Please restate the entries verbatim. The copy should hold no pictures.

__Interface dataset entries__.
+--

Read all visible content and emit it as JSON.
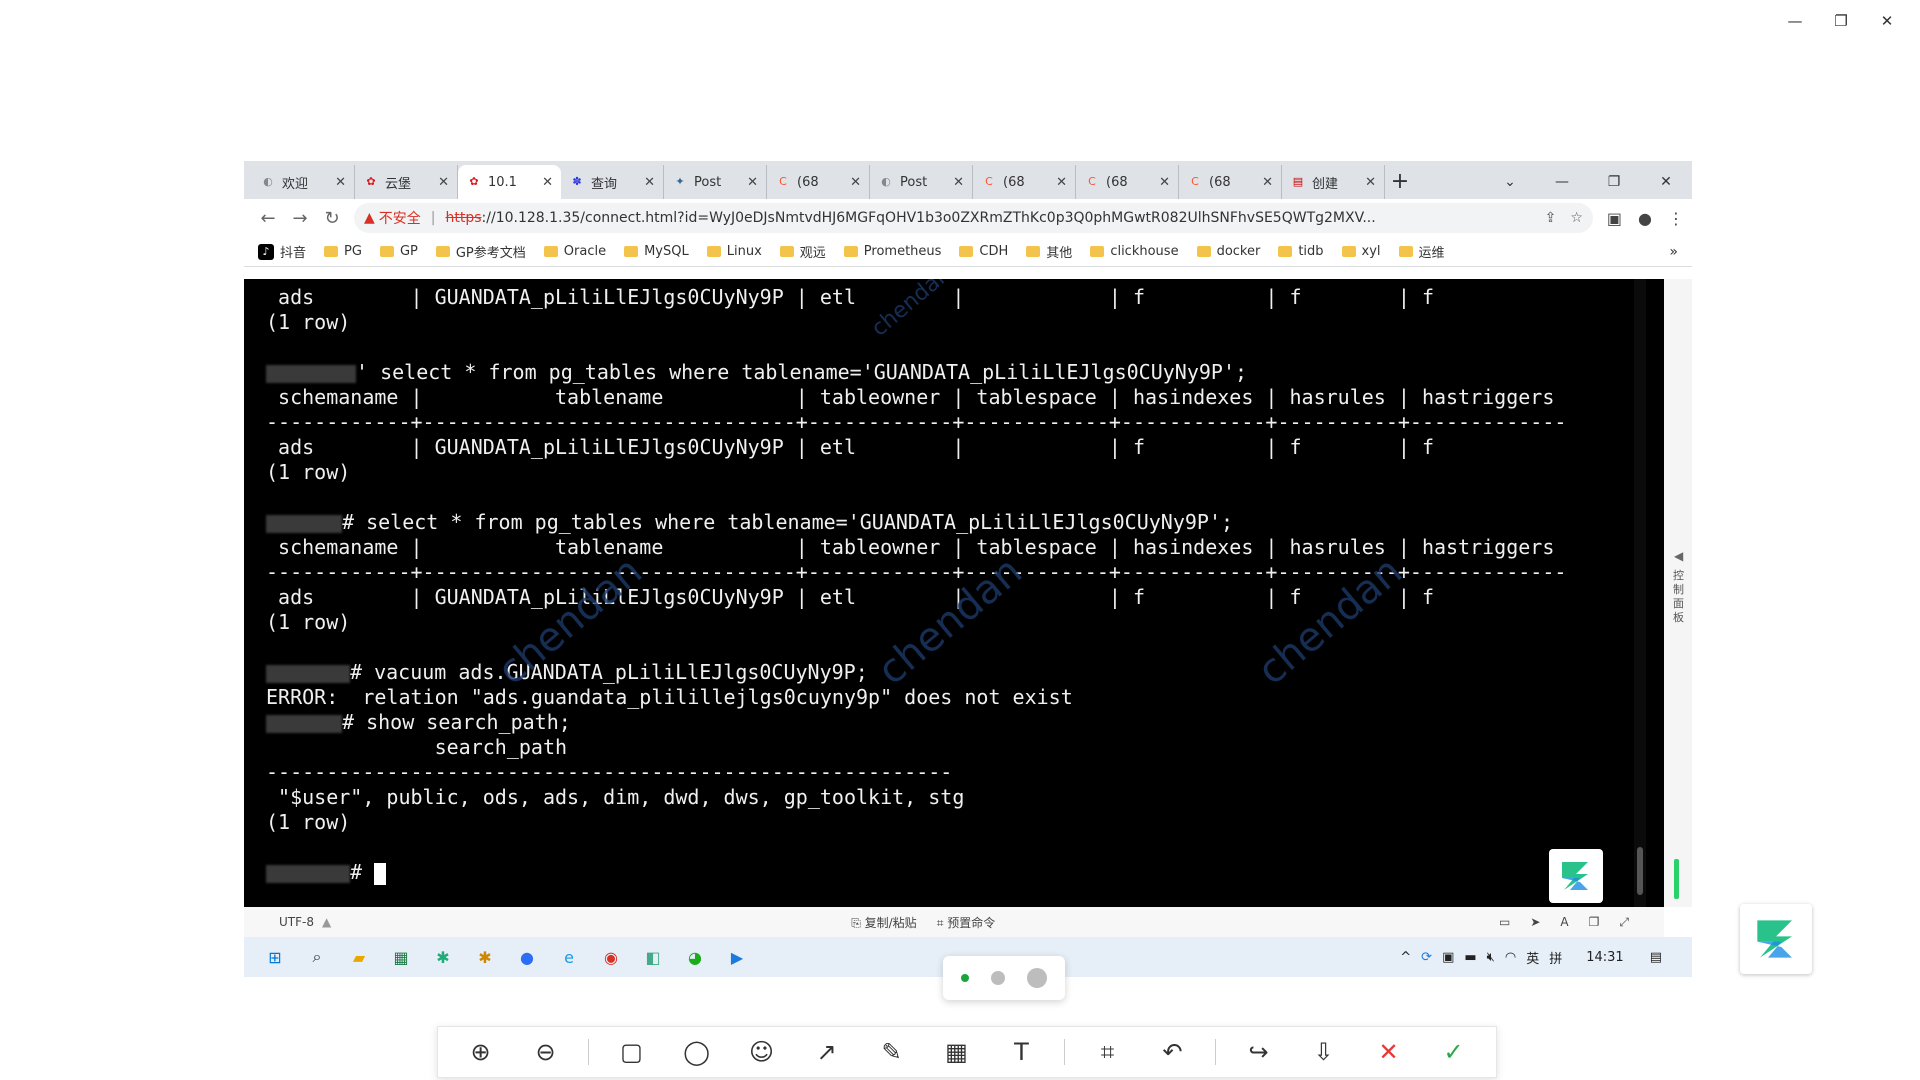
{
  "window_controls": {
    "minimize": "—",
    "restore": "❐",
    "close": "✕"
  },
  "tabs": [
    {
      "title": "欢迎",
      "active": false,
      "favicon": "globe-icon"
    },
    {
      "title": "云堡",
      "active": false,
      "favicon": "huawei-icon"
    },
    {
      "title": "10.1",
      "active": true,
      "favicon": "huawei-icon"
    },
    {
      "title": "查询",
      "active": false,
      "favicon": "baidu-icon"
    },
    {
      "title": "Post",
      "active": false,
      "favicon": "postgres-icon"
    },
    {
      "title": "(68",
      "active": false,
      "favicon": "csdn-icon"
    },
    {
      "title": "Post",
      "active": false,
      "favicon": "globe-icon"
    },
    {
      "title": "(68",
      "active": false,
      "favicon": "csdn-icon"
    },
    {
      "title": "(68",
      "active": false,
      "favicon": "csdn-icon"
    },
    {
      "title": "(68",
      "active": false,
      "favicon": "csdn-icon"
    },
    {
      "title": "创建",
      "active": false,
      "favicon": "app-icon"
    }
  ],
  "address": {
    "warning": "▲",
    "insecure": "不安全",
    "scheme": "https",
    "rest": "://10.128.1.35/connect.html?id=WyJ0eDJsNmtvdHJ6MGFqOHV1b3o0ZXRmZThKc0p3Q0phMGwtR082UlhSNFhvSE5QWTg2MXV..."
  },
  "bookmarks": [
    {
      "label": "抖音",
      "icon": "tiktok-icon"
    },
    {
      "label": "PG",
      "icon": "folder-icon"
    },
    {
      "label": "GP",
      "icon": "folder-icon"
    },
    {
      "label": "GP参考文档",
      "icon": "folder-icon"
    },
    {
      "label": "Oracle",
      "icon": "folder-icon"
    },
    {
      "label": "MySQL",
      "icon": "folder-icon"
    },
    {
      "label": "Linux",
      "icon": "folder-icon"
    },
    {
      "label": "观远",
      "icon": "folder-icon"
    },
    {
      "label": "Prometheus",
      "icon": "folder-icon"
    },
    {
      "label": "CDH",
      "icon": "folder-icon"
    },
    {
      "label": "其他",
      "icon": "folder-icon"
    },
    {
      "label": "clickhouse",
      "icon": "folder-icon"
    },
    {
      "label": "docker",
      "icon": "folder-icon"
    },
    {
      "label": "tidb",
      "icon": "folder-icon"
    },
    {
      "label": "xyl",
      "icon": "folder-icon"
    },
    {
      "label": "运维",
      "icon": "folder-icon"
    }
  ],
  "bookmarks_more": "»",
  "terminal": {
    "lines": [
      " ads        | GUANDATA_pLiliLlEJlgs0CUyNy9P | etl        |            | f          | f        | f",
      "(1 row)",
      "",
      "{{mask:90}}' select * from pg_tables where tablename='GUANDATA_pLiliLlEJlgs0CUyNy9P';",
      " schemaname |           tablename           | tableowner | tablespace | hasindexes | hasrules | hastriggers",
      "------------+-------------------------------+------------+------------+------------+----------+-------------",
      " ads        | GUANDATA_pLiliLlEJlgs0CUyNy9P | etl        |            | f          | f        | f",
      "(1 row)",
      "",
      "{{mask:76}}# select * from pg_tables where tablename='GUANDATA_pLiliLlEJlgs0CUyNy9P';",
      " schemaname |           tablename           | tableowner | tablespace | hasindexes | hasrules | hastriggers",
      "------------+-------------------------------+------------+------------+------------+----------+-------------",
      " ads        | GUANDATA_pLiliLlEJlgs0CUyNy9P | etl        |            | f          | f        | f",
      "(1 row)",
      "",
      "{{mask:84}}# vacuum ads.GUANDATA_pLiliLlEJlgs0CUyNy9P;",
      "ERROR:  relation \"ads.guandata_plilillejlgs0cuyny9p\" does not exist",
      "{{mask:76}}# show search_path;",
      "              search_path",
      "---------------------------------------------------------",
      " \"$user\", public, ods, ads, dim, dwd, dws, gp_toolkit, stg",
      "(1 row)",
      "",
      "{{mask:84}}# {{cursor}}"
    ],
    "watermark": "chendan"
  },
  "side_panel_label": "控制面板",
  "status_bar": {
    "encoding": "UTF-8",
    "copy_paste": "复制/粘贴",
    "preset_cmd": "预置命令"
  },
  "taskbar": {
    "time": "14:31",
    "ime": "英",
    "ime2": "拼"
  },
  "screenshot_tools": [
    "zoom-in-icon",
    "zoom-out-icon",
    "|",
    "rectangle-icon",
    "circle-icon",
    "emoji-icon",
    "arrow-icon",
    "pen-icon",
    "mosaic-icon",
    "text-icon",
    "|",
    "crop-icon",
    "undo-icon",
    "|",
    "share-icon",
    "download-icon",
    "cancel-icon",
    "confirm-icon"
  ]
}
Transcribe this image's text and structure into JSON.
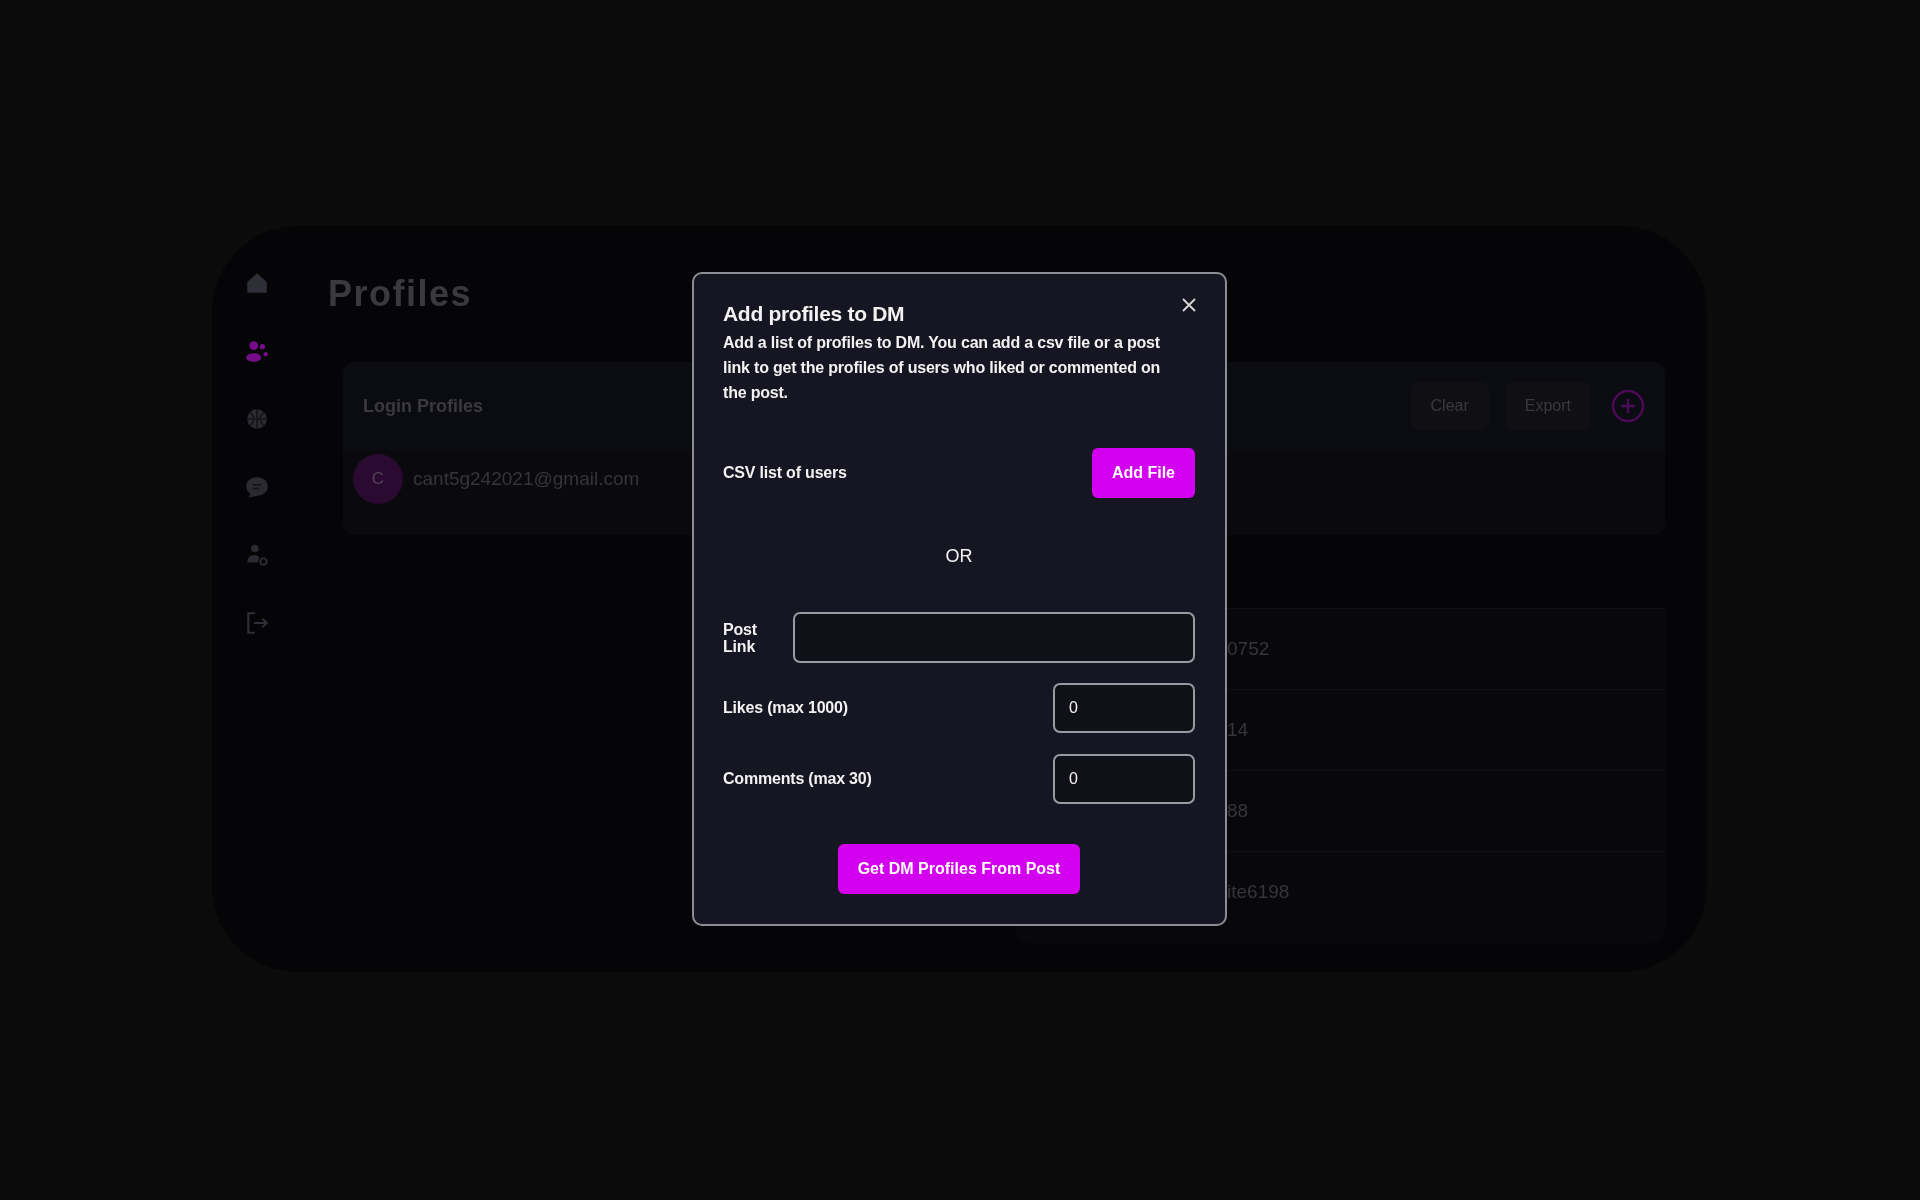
{
  "sidebar": {
    "items": [
      {
        "kind": "home",
        "selected": false
      },
      {
        "kind": "users",
        "selected": true
      },
      {
        "kind": "globe",
        "selected": false
      },
      {
        "kind": "chat",
        "selected": false
      },
      {
        "kind": "user-settings",
        "selected": false
      },
      {
        "kind": "logout",
        "selected": false
      }
    ]
  },
  "page_title": "Profiles",
  "login_card": {
    "title": "Login Profiles",
    "buttons": [
      "Clear",
      "Export"
    ],
    "profiles": [
      {
        "initial": "C",
        "email": "cant5g242021@gmail.com"
      }
    ]
  },
  "accounts_rows": [
    "0752",
    "14",
    "88",
    "ite6198"
  ],
  "modal": {
    "title": "Add profiles to DM",
    "description": "Add a list of profiles to DM. You can add a csv file or a post link to get the profiles of users who liked or commented on the post.",
    "csv_label": "CSV list of users",
    "add_file_button": "Add File",
    "separator": "OR",
    "fields": [
      {
        "kind": "wide",
        "label": "Post Link"
      },
      {
        "kind": "number",
        "label": "Likes (max 1000)",
        "value": "0"
      },
      {
        "kind": "number",
        "label": "Comments (max 30)",
        "value": "0"
      }
    ],
    "submit_button": "Get DM Profiles From Post"
  }
}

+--

__PROBLEM SOLUTION__.
Read all visible content and emit it as JSON.
{
  "window_controls": {
    "minimize": "—",
    "restore": "❐",
    "close": "✕"
  },
  "tabs": [
    {
      "title": "欢迎",
      "active": false,
      "favicon": "globe-icon"
    },
    {
      "title": "云堡",
      "active": false,
      "favicon": "huawei-icon"
    },
    {
      "title": "10.1",
      "active": true,
      "favicon": "huawei-icon"
    },
    {
      "title": "查询",
      "active": false,
      "favicon": "baidu-icon"
    },
    {
      "title": "Post",
      "active": false,
      "favicon": "postgres-icon"
    },
    {
      "title": "(68",
      "active": false,
      "favicon": "csdn-icon"
    },
    {
      "title": "Post",
      "active": false,
      "favicon": "globe-icon"
    },
    {
      "title": "(68",
      "active": false,
      "favicon": "csdn-icon"
    },
    {
      "title": "(68",
      "active": false,
      "favicon": "csdn-icon"
    },
    {
      "title": "(68",
      "active": false,
      "favicon": "csdn-icon"
    },
    {
      "title": "创建",
      "active": false,
      "favicon": "app-icon"
    }
  ],
  "address": {
    "warning": "▲",
    "insecure": "不安全",
    "scheme": "https",
    "rest": "://10.128.1.35/connect.html?id=WyJ0eDJsNmtvdHJ6MGFqOHV1b3o0ZXRmZThKc0p3Q0phMGwtR082UlhSNFhvSE5QWTg2MXV..."
  },
  "bookmarks": [
    {
      "label": "抖音",
      "icon": "tiktok-icon"
    },
    {
      "label": "PG",
      "icon": "folder-icon"
    },
    {
      "label": "GP",
      "icon": "folder-icon"
    },
    {
      "label": "GP参考文档",
      "icon": "folder-icon"
    },
    {
      "label": "Oracle",
      "icon": "folder-icon"
    },
    {
      "label": "MySQL",
      "icon": "folder-icon"
    },
    {
      "label": "Linux",
      "icon": "folder-icon"
    },
    {
      "label": "观远",
      "icon": "folder-icon"
    },
    {
      "label": "Prometheus",
      "icon": "folder-icon"
    },
    {
      "label": "CDH",
      "icon": "folder-icon"
    },
    {
      "label": "其他",
      "icon": "folder-icon"
    },
    {
      "label": "clickhouse",
      "icon": "folder-icon"
    },
    {
      "label": "docker",
      "icon": "folder-icon"
    },
    {
      "label": "tidb",
      "icon": "folder-icon"
    },
    {
      "label": "xyl",
      "icon": "folder-icon"
    },
    {
      "label": "运维",
      "icon": "folder-icon"
    }
  ],
  "bookmarks_more": "»",
  "terminal": {
    "lines": [
      " ads        | GUANDATA_pLiliLlEJlgs0CUyNy9P | etl        |            | f          | f        | f",
      "(1 row)",
      "",
      "{{mask:90}}' select * from pg_tables where tablename='GUANDATA_pLiliLlEJlgs0CUyNy9P';",
      " schemaname |           tablename           | tableowner | tablespace | hasindexes | hasrules | hastriggers",
      "------------+-------------------------------+------------+------------+------------+----------+-------------",
      " ads        | GUANDATA_pLiliLlEJlgs0CUyNy9P | etl        |            | f          | f        | f",
      "(1 row)",
      "",
      "{{mask:76}}# select * from pg_tables where tablename='GUANDATA_pLiliLlEJlgs0CUyNy9P';",
      " schemaname |           tablename           | tableowner | tablespace | hasindexes | hasrules | hastriggers",
      "------------+-------------------------------+------------+------------+------------+----------+-------------",
      " ads        | GUANDATA_pLiliLlEJlgs0CUyNy9P | etl        |            | f          | f        | f",
      "(1 row)",
      "",
      "{{mask:84}}# vacuum ads.GUANDATA_pLiliLlEJlgs0CUyNy9P;",
      "ERROR:  relation \"ads.guandata_plilillejlgs0cuyny9p\" does not exist",
      "{{mask:76}}# show search_path;",
      "              search_path",
      "---------------------------------------------------------",
      " \"$user\", public, ods, ads, dim, dwd, dws, gp_toolkit, stg",
      "(1 row)",
      "",
      "{{mask:84}}# {{cursor}}"
    ],
    "watermark": "chendan"
  },
  "side_panel_label": "控制面板",
  "status_bar": {
    "encoding": "UTF-8",
    "copy_paste": "复制/粘贴",
    "preset_cmd": "预置命令"
  },
  "taskbar": {
    "time": "14:31",
    "ime": "英",
    "ime2": "拼"
  },
  "screenshot_tools": [
    "zoom-in-icon",
    "zoom-out-icon",
    "|",
    "rectangle-icon",
    "circle-icon",
    "emoji-icon",
    "arrow-icon",
    "pen-icon",
    "mosaic-icon",
    "text-icon",
    "|",
    "crop-icon",
    "undo-icon",
    "|",
    "share-icon",
    "download-icon",
    "cancel-icon",
    "confirm-icon"
  ]
}
Transcribe this image's text and structure into JSON.
{
  "sidebar": {
    "items": [
      {
        "kind": "home",
        "selected": false
      },
      {
        "kind": "users",
        "selected": true
      },
      {
        "kind": "globe",
        "selected": false
      },
      {
        "kind": "chat",
        "selected": false
      },
      {
        "kind": "user-settings",
        "selected": false
      },
      {
        "kind": "logout",
        "selected": false
      }
    ]
  },
  "page_title": "Profiles",
  "login_card": {
    "title": "Login Profiles",
    "buttons": [
      "Clear",
      "Export"
    ],
    "profiles": [
      {
        "initial": "C",
        "email": "cant5g242021@gmail.com"
      }
    ]
  },
  "accounts_rows": [
    "0752",
    "14",
    "88",
    "ite6198"
  ],
  "modal": {
    "title": "Add profiles to DM",
    "description": "Add a list of profiles to DM. You can add a csv file or a post link to get the profiles of users who liked or commented on the post.",
    "csv_label": "CSV list of users",
    "add_file_button": "Add File",
    "separator": "OR",
    "fields": [
      {
        "kind": "wide",
        "label": "Post Link"
      },
      {
        "kind": "number",
        "label": "Likes (max 1000)",
        "value": "0"
      },
      {
        "kind": "number",
        "label": "Comments (max 30)",
        "value": "0"
      }
    ],
    "submit_button": "Get DM Profiles From Post"
  }
}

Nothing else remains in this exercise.